It is worth knowing whether or not you are already compromised. By submitting your email address to Troy Hunt's Haveibeenpwned search engine, you can see whether or not any accounts linked to your email addresses have been caught up in data breaches and whether or not your account information has been found in public paste documents online, which may have been sold or leaked to the public.
If any of your accounts have been compromised or even if it has been a while since you've changed your credentials, you should certainly at least take the time to secure the most important ones with a fresh set.
Password lockers such as LastPass can take the stress out of remembering long, complex passwords, and you should make sure that at the least, none of your main accounts -- such as email services, Amazon, and social networks -- are using repeat phrases. If one is compromised, that could mean the rest of them are, too.
It may be a hassle, but introducing two-factor verification on your most frequently used accounts is worthwhile. 2FA will send a code to your mobile device when login attempts are made, which adds an additional layer of security for attackers to crack.
The system, now available on major services including Google's Gmail, Facebook, Twitter, and PayPal, takes a little time to implement but can be very important in protecting your privacy. Yubikey is also an option if you would like to harden your credentials through hardware.
Enable 2FA for:
The EFF's HTTPS Everywhere is a browser extension for the Firefox, Opera, and Chrome web browsers. It takes no more than a few seconds to download, and once installed, will encrypt communication between yourself and major websites that have not yet introduced encryption by default.
By keeping these channels secure, cyberattackers will have a harder time spying on you and conducting attacks which could redirect you to fake websites.
It might seem a simple thing, but placing some kind of lock -- whether a PIN code or biometric fingerprint -- on your mobile devices can improve your privacy not only by preventing casual access, but giving you time to change your passwords and details for online accounts in the case of theft.
Try to stay away from easy codes such as "1234" and finger patterns that can be worked out quickly, if possible.
On most mobile devices there will be a 'location tracking' or 'GPS' option displayed in settings menus. While some apps including mapping technologies and weather updates, need this geolocation data to run properly, whenever you do not have need of it -- turn it off. There is no need for your mobile device to track your location unless absolutely necessary and it takes mere seconds to turn off the service.
Whether you are using a Windows PC, Mac, or Android smartphone, automatic updates are crucial to protecting your privacy. These over-the-air (OTA) updates will often contain security fixes for vulnerabilities which attackers can exploit to compromise your device, and so it is worth keeping them on to keep yourself as protected as possible.
If you haven't changed the default settings, you don't need to do anything.
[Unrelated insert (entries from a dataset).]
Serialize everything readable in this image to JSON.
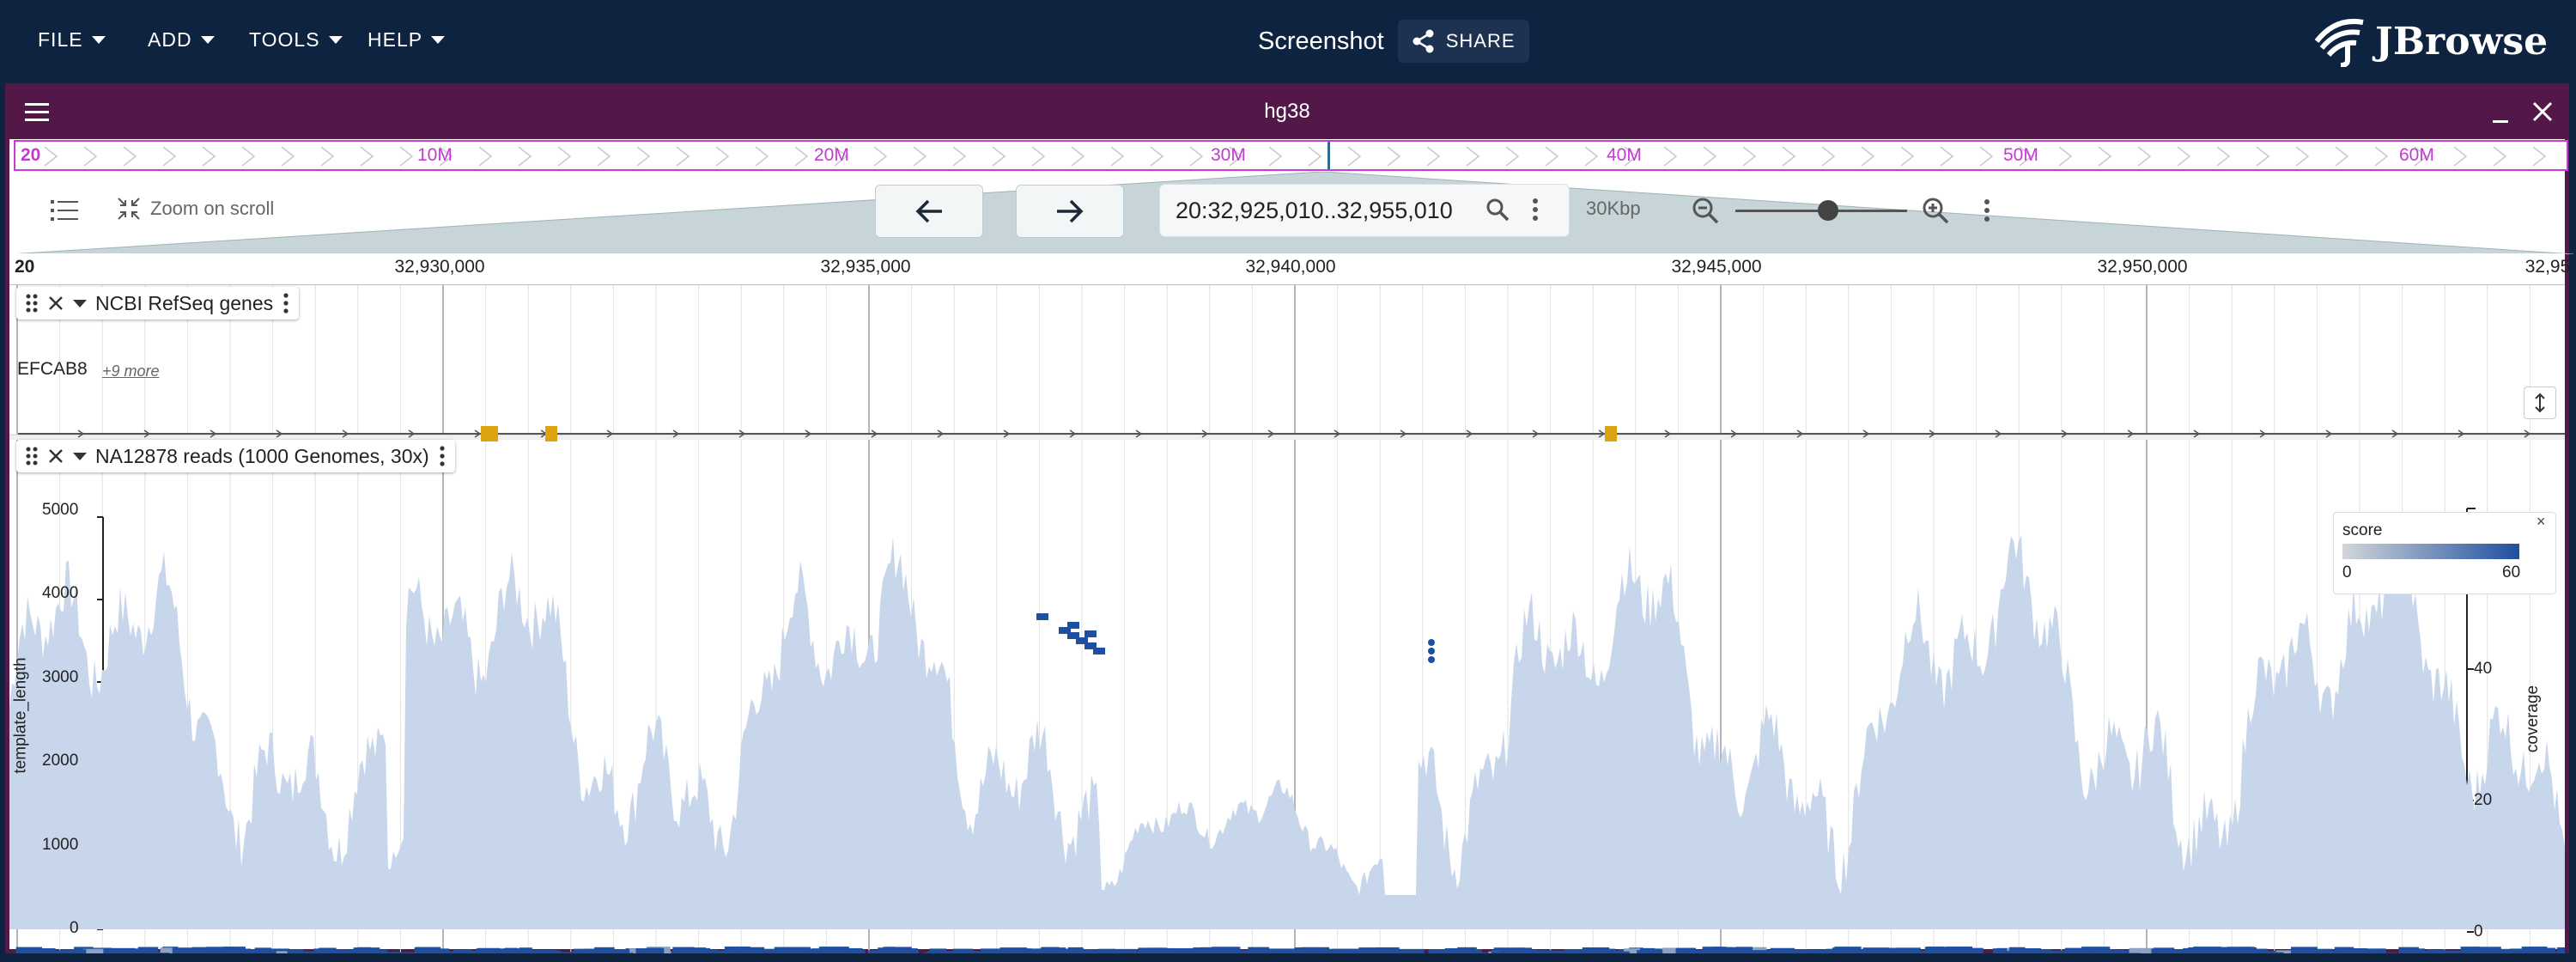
{
  "app": {
    "menus": [
      {
        "label": "FILE"
      },
      {
        "label": "ADD"
      },
      {
        "label": "TOOLS"
      },
      {
        "label": "HELP"
      }
    ],
    "session_title": "Screenshot",
    "share_label": "SHARE",
    "logo_text": "JBrowse"
  },
  "view": {
    "assembly": "hg38",
    "overview_labels": [
      "20",
      "10M",
      "20M",
      "30M",
      "40M",
      "50M",
      "60M"
    ],
    "zoom_on_scroll_label": "Zoom on scroll",
    "location": "20:32,925,010..32,955,010",
    "span_label": "30Kbp",
    "ruler_labels": [
      "20",
      "32,930,000",
      "32,935,000",
      "32,940,000",
      "32,945,000",
      "32,950,000",
      "32,95"
    ]
  },
  "tracks": [
    {
      "name": "NCBI RefSeq genes",
      "gene_label": "EFCAB8",
      "more_label": "+9 more"
    },
    {
      "name": "NA12878 reads (1000 Genomes, 30x)",
      "y_axis_title": "template_length",
      "y_ticks": [
        "5000",
        "4000",
        "3000",
        "2000",
        "1000",
        "0"
      ],
      "right_axis_title": "coverage",
      "right_ticks": [
        "40",
        "20",
        "0"
      ],
      "legend": {
        "title": "score",
        "min": "0",
        "max": "60",
        "close": "×"
      }
    }
  ],
  "colors": {
    "appbar": "#0d2340",
    "view_border": "#531847",
    "overview_accent": "#c23ad0",
    "coverage_fill": "#c7d6eb",
    "read_fill": "#1f4fa0",
    "gene_box": "#dba410"
  },
  "icons": [
    "share-icon",
    "hamburger-icon",
    "minimize-icon",
    "close-icon",
    "track-list-icon",
    "compress-icon",
    "arrow-left-icon",
    "arrow-right-icon",
    "search-icon",
    "kebab-icon",
    "zoom-out-icon",
    "zoom-in-icon",
    "drag-handle-icon",
    "expand-vertical-icon"
  ]
}
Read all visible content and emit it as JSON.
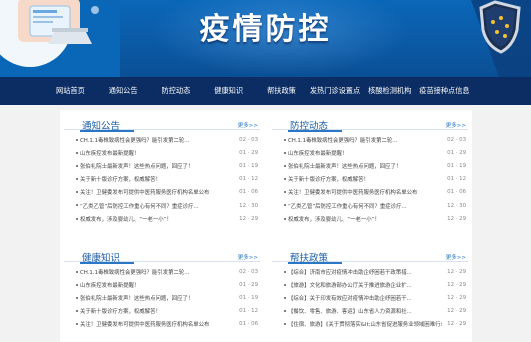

While Internet browsers will often pick up suspicious files and malicious websites, by occasionally using a malware scanner, you can make sure that no malicious code such as spyware, adware, and more problematic Trojans, worms, and viruses are lurking on your system and potentially compromising everything you do.
Recommendations for free, lightweight software: Malwarebytes | AVG | Panda
If you want to keep your content for friends' eyes only and want to block and keep others from viewing pictures, images, and videos, as well as stay off search engines, it is worth taking a few minutes to make sure your social network privacy settings are as you want them.
You can change settings including profile visibility, hiding messages, share content with specific groups of people and take control of others linking you to their content.
If you have some additional time to spare, you can also take the time to set up a secondary email address. When signing up for online services, you are sometimes asked to receive third-party information and will be added to subscriber lists. To help keep your inbox clear, it may be worth setting up a free account to keep these message volumes under control.
For a more extensive privacy boost, it may also be worth the time to setup an email address left wholly unconnected with you purely for accounts which need your financial information, such as Amazon, delivery services, and online banking. That way, should your main email account become compromised, you are keeping the financial keys away.